At issue is the music publishers’ objections - many of which have been stated publicly - to the one-price-fits-all scheme adopted by iTunes and its competitors. Such a scheme, say officials with the record labels, disallows the economy of scale used elsewhere in the industry to enable publishers to determine both premiums and discounts. Negotiations between Apple and the four publishers have been ongoing since last summer, with neither side gaining ground or changing position. In September, in a speech to the Apple Expo in Paris, CEO Steve Jobs told the crowd that if the publishers intend to raise wholesale prices, "it just means they’re getting a little greedy...Customers think the price is really good where it is. We’re trying to compete with piracy... and say, ’You can buy these songs legally for a fair price.’ But if the price goes up a lot, they’ll go back to piracy. Then everybody loses."

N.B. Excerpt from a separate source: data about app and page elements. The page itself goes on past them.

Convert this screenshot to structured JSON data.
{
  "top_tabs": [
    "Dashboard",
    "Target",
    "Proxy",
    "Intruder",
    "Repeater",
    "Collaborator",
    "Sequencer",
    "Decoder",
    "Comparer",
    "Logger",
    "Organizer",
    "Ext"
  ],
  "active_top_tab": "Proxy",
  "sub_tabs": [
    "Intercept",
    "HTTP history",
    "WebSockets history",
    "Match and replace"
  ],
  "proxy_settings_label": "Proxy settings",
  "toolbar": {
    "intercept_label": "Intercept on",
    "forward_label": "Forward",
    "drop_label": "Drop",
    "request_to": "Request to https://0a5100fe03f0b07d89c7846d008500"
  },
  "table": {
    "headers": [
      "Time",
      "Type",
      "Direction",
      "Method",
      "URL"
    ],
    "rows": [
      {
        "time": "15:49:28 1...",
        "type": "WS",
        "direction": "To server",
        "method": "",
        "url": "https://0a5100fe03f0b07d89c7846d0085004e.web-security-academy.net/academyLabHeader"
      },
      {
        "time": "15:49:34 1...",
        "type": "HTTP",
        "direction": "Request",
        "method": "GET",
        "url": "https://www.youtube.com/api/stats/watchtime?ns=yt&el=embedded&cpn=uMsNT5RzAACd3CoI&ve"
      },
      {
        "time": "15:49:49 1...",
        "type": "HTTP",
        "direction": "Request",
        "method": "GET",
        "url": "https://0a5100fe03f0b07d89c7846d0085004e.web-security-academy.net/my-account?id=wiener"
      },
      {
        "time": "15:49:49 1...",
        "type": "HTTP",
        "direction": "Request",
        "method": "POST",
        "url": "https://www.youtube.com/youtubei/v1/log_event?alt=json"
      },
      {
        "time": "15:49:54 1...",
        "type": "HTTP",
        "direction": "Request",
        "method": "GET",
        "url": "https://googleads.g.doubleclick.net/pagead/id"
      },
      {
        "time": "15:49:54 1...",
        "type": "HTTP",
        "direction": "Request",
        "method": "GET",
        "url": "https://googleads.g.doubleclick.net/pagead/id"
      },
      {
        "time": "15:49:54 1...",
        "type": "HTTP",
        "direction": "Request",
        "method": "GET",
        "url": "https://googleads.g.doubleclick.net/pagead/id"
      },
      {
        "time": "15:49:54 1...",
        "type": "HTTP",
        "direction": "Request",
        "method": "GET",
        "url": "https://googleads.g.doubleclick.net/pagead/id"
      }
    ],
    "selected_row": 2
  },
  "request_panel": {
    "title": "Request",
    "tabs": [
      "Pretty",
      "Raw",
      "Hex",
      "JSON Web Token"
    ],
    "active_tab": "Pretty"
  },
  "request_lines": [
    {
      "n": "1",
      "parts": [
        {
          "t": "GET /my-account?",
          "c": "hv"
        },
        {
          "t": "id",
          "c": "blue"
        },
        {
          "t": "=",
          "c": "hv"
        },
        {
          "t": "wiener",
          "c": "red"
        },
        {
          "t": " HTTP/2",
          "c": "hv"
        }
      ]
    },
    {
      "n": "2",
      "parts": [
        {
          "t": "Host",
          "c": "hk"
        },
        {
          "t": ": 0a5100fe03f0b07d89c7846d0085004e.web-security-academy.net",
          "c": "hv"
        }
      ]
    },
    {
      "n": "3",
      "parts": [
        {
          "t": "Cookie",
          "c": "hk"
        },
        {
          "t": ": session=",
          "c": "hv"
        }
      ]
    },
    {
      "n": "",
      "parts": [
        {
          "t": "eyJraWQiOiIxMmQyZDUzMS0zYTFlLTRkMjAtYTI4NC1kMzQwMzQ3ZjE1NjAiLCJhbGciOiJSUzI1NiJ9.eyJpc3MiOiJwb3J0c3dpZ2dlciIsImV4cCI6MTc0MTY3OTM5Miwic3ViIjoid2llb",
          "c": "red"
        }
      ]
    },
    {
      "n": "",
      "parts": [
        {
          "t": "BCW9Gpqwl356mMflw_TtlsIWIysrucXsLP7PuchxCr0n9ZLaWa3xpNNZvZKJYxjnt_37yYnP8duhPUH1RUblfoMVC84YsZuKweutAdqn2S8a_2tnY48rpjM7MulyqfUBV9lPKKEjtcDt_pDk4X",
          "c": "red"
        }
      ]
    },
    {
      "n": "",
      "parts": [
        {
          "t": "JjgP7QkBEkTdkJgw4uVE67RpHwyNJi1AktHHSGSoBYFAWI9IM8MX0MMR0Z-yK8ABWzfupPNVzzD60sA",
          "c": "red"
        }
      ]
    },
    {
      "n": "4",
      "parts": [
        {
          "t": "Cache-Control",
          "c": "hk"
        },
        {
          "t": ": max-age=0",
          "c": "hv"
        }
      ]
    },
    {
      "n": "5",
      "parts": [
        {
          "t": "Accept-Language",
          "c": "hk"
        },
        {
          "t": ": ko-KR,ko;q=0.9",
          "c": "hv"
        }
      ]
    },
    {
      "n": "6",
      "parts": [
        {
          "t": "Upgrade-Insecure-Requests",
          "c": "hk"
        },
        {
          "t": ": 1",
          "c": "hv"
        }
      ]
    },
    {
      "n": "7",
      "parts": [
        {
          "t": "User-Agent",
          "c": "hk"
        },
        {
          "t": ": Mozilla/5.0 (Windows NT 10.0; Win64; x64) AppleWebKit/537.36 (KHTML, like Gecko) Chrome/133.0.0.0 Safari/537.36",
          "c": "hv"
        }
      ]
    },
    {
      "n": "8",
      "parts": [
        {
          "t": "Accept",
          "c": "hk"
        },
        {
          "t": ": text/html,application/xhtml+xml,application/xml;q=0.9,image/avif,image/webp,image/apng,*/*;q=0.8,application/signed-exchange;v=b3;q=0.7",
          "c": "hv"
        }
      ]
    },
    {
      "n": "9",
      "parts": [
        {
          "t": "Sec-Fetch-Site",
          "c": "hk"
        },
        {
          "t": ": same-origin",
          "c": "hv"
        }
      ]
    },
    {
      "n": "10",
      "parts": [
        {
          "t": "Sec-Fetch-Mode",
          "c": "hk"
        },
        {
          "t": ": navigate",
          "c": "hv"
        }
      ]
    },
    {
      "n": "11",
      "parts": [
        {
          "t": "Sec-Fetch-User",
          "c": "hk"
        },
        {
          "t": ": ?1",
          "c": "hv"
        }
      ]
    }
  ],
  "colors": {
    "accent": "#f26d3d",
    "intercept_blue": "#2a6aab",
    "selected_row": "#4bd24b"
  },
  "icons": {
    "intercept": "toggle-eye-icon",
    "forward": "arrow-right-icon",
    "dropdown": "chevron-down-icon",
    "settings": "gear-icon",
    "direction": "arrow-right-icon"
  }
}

Jobs’ comments prompted a heated response from Warner Music Group CEO Edgar Bronfman, Jr., who told attendees of an investors’ conference the following week, "There’s no content that I know of that does not have variable pricing. Not all songs are created equal...We want, and will insist upon having, variable pricing." Prior to Jobs’ comments, Bronfman had suggested at a CTIA conference that his company and others work with Apple to establish a variable pricing scheme. Last November, Bronfman’s counterpart at EMI, Alain Levy, went so far as to proclaim during a press conference that Jobs would back down and offer variable pricing by late 2006, simply because the record labels were gracious enough to have met with him in the first place.
Perhaps they said a little too much. Spitzer’s inquiry will apparently delve into whether the economy of scale to which Bronfman referred, and the variable pricing schemes the recording industry advocates, are not so coincidentally the same things.
While the industries involved, and much of the rest of the world, are enjoying a holiday week, it remains to be seen whether Apple could become an ally in Spitzer’s inquiry. Jobs has repeatedly defended his company’s right, and that of others, to serve as retailers that determine the prices they intend to charge customers. But Billboard also reports today that independent record labels have complained Apple may already have a variable pricing scheme in place at the wholesale level, offering major music labels far more in royalties - as much as 70¢ per download - than the 60¢ the indie labels are offered. Though Apple has yet to be revealed as the target of any inquiry, whether it cooperates with Spitzer’s office may depend upon how willing the company is to open its own pricing scheme to public scrutiny.
Last July, both Sony BMG and Warner Music paid millions in settlement fees to the State of New York, to end investigations by Spitzer’s office into alleged payola - illegally paying radio stations to promote their songs at the expense of others’. Spitzer is currently a Democratic candidate for the New York Governor’s office, to be vacated by Republican George Pataki next year.